## WHAT THIS TASK INVOLVES:
Work through the entries below and show every line in which "face" is found.

## INPUT DATA:
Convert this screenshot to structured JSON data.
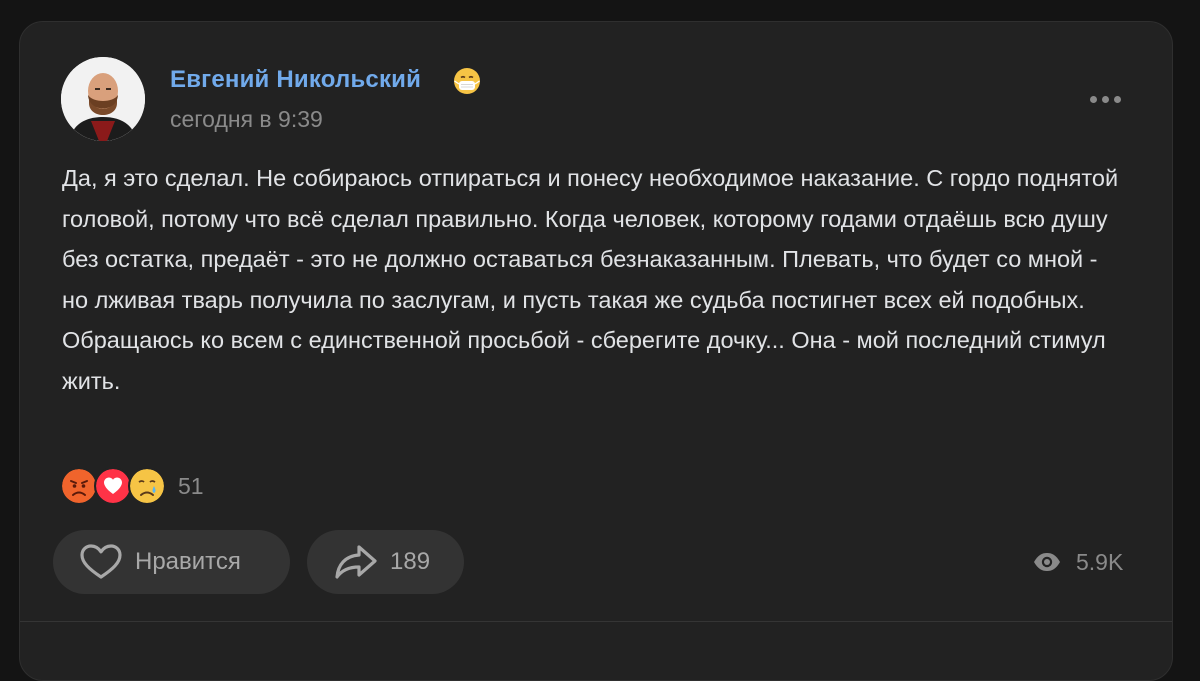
{
  "post": {
    "author_name": "Евгений Никольский",
    "time": "сегодня в 9:39",
    "text": "Да, я это сделал. Не собираюсь отпираться и понесу необходимое наказание. С гордо поднятой головой, потому что всё сделал правильно. Когда человек, которому годами отдаёшь всю душу без остатка, предаёт - это не должно оставаться безнаказанным. Плевать, что будет со мной - но лживая тварь получила по заслугам, и пусть такая же судьба постигнет всех ей подобных. Обращаюсь ко всем с единственной просьбой - сберегите дочку... Она - мой последний стимул жить.",
    "status_emoji": "mask-face-emoji"
  },
  "reactions": {
    "icons": [
      "angry-face-emoji",
      "heart-emoji",
      "crying-face-emoji"
    ],
    "count": "51"
  },
  "actions": {
    "like_label": "Нравится",
    "like_icon": "heart-outline-icon",
    "share_count": "189",
    "share_icon": "share-arrow-icon",
    "views_count": "5.9K",
    "views_icon": "eye-icon",
    "more_icon": "more-dots-icon"
  },
  "colors": {
    "background": "#141414",
    "card": "#222222",
    "author_link": "#71aaeb",
    "text": "#e1e3e6",
    "muted": "#8a8a8a",
    "button": "#333333"
  }
}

## TASK OUTPUT:
    "status_emoji": "mask-face-emoji"
      "angry-face-emoji",
      "crying-face-emoji"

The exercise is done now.